• **Exercise details**
Line filter on the word "name": copy each matching line from the entries.

----

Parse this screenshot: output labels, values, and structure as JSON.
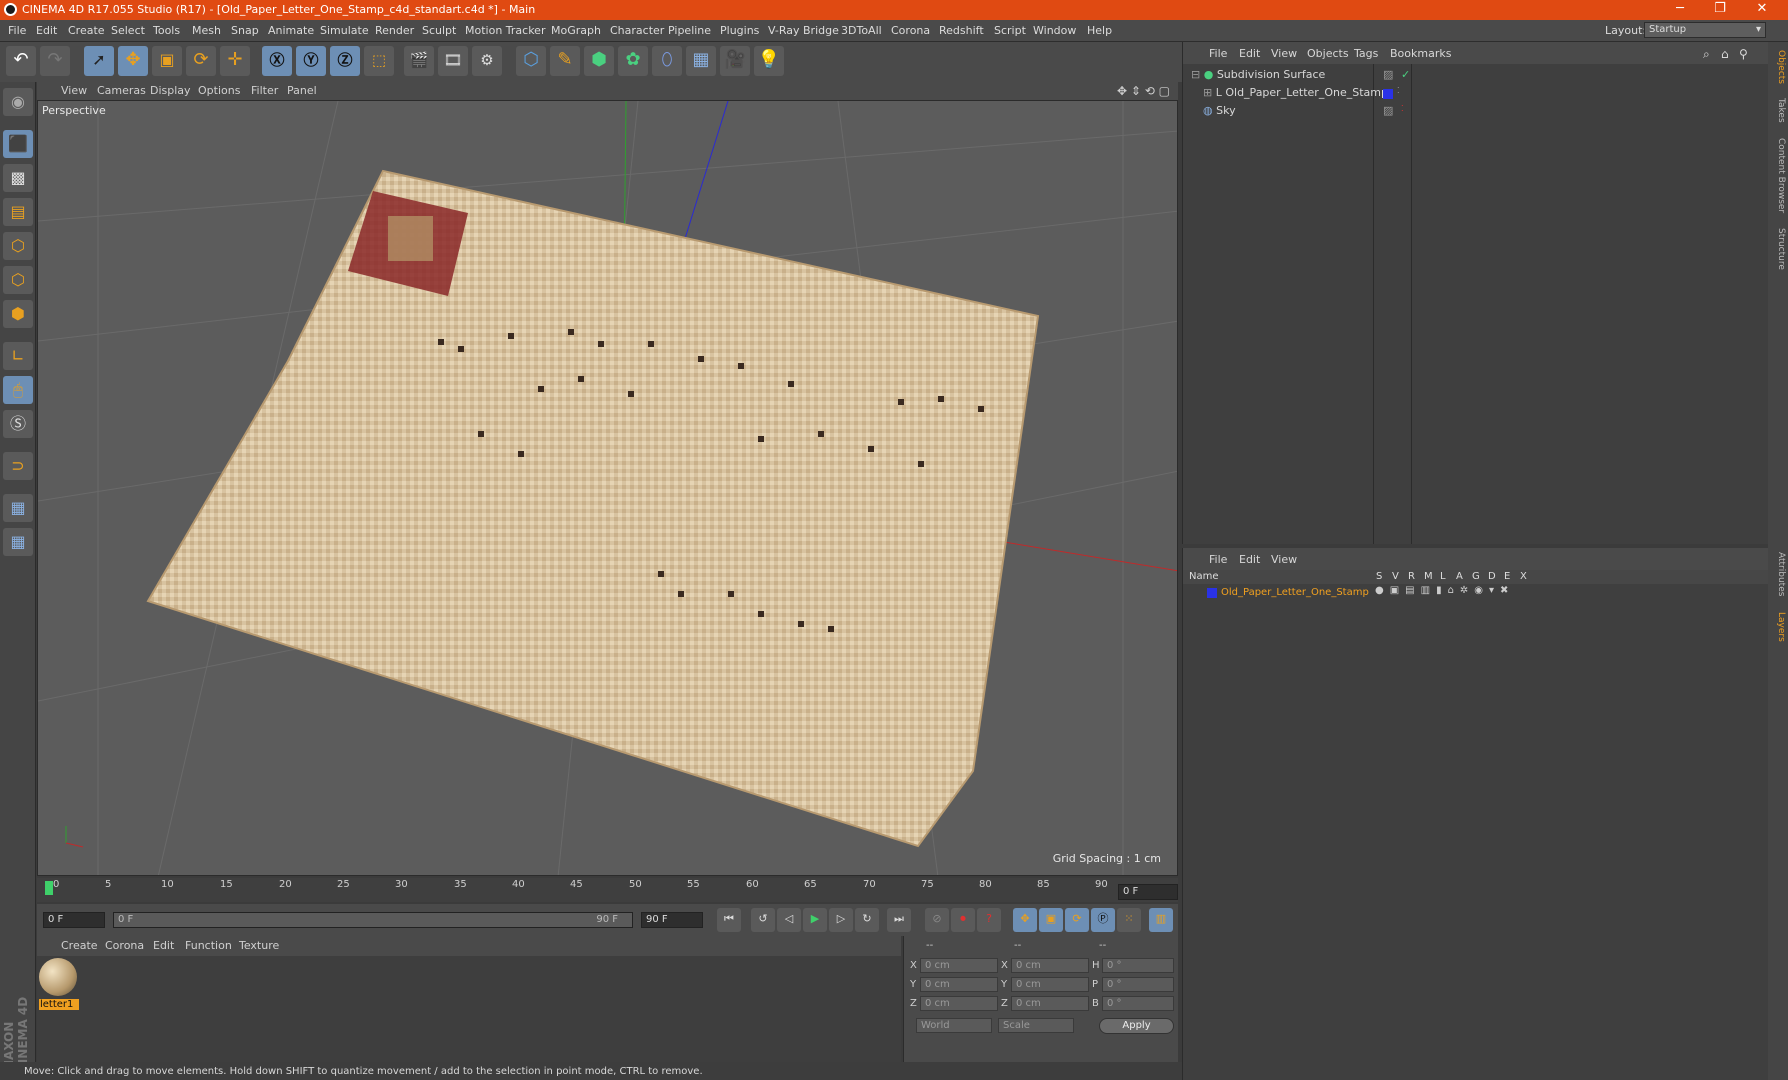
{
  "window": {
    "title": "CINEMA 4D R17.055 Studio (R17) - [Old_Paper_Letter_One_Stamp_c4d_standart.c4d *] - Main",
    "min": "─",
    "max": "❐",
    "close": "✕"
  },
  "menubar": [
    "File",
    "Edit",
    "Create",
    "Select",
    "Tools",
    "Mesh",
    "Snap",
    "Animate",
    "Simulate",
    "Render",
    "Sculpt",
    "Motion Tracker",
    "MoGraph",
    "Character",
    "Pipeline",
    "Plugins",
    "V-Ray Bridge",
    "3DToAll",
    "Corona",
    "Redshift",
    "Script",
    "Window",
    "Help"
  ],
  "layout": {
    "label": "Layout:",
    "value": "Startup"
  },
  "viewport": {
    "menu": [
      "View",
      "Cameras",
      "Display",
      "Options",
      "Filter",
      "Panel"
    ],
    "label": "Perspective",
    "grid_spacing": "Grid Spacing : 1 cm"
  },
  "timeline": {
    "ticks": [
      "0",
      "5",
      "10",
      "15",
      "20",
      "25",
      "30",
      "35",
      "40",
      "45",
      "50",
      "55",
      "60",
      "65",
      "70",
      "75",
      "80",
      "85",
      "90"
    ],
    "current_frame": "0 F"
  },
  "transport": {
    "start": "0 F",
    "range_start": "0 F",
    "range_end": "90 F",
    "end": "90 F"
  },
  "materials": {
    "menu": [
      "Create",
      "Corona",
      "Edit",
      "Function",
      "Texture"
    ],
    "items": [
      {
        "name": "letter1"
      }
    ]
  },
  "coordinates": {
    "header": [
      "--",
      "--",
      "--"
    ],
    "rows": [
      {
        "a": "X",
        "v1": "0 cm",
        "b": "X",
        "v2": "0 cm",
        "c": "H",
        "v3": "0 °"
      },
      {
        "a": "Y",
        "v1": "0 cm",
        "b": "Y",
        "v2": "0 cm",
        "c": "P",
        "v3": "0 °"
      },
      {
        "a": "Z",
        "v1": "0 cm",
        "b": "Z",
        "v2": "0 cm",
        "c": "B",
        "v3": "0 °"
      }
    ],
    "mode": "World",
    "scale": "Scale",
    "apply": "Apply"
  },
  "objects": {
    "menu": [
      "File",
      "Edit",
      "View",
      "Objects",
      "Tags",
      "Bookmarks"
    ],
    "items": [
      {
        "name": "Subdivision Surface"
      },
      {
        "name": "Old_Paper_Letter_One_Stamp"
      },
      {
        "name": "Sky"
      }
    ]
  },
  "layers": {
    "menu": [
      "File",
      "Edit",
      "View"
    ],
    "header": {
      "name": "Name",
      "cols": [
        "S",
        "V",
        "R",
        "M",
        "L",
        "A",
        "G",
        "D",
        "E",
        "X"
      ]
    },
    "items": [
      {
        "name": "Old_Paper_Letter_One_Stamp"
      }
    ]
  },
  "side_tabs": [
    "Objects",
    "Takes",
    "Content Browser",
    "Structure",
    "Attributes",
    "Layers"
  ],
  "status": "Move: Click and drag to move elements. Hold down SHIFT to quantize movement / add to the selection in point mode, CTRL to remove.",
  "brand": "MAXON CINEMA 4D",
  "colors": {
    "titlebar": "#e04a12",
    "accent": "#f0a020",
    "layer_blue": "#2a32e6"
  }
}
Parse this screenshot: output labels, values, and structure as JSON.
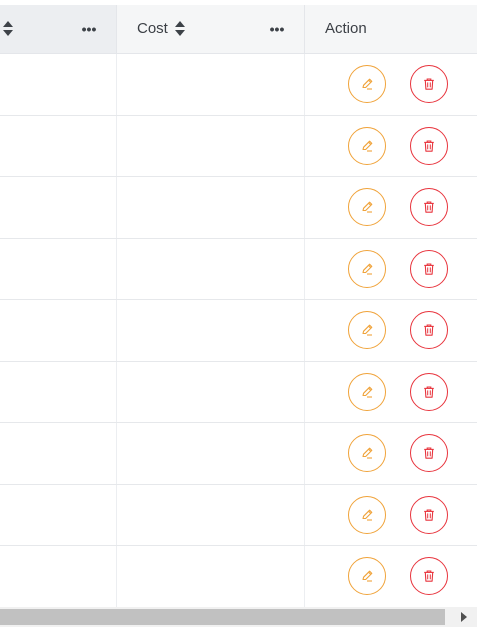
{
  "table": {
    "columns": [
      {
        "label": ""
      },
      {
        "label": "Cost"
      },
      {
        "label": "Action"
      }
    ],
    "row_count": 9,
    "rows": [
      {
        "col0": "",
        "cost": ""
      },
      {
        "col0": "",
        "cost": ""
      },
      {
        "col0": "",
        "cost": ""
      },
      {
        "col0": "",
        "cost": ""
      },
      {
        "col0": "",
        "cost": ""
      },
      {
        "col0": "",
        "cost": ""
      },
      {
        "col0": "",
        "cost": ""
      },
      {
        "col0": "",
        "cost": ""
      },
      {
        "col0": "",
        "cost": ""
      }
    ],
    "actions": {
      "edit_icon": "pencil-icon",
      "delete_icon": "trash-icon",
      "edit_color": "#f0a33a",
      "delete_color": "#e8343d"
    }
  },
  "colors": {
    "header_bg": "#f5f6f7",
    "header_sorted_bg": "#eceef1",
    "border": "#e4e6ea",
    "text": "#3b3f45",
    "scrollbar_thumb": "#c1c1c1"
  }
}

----

• **Result of this task**
        "name": "letter1"
        "name": "Subdivision Surface"
        "name": "Old_Paper_Letter_One_Stamp"
        "name": "Sky"
      "name": "Name",
        "name": "Old_Paper_Letter_One_Stamp"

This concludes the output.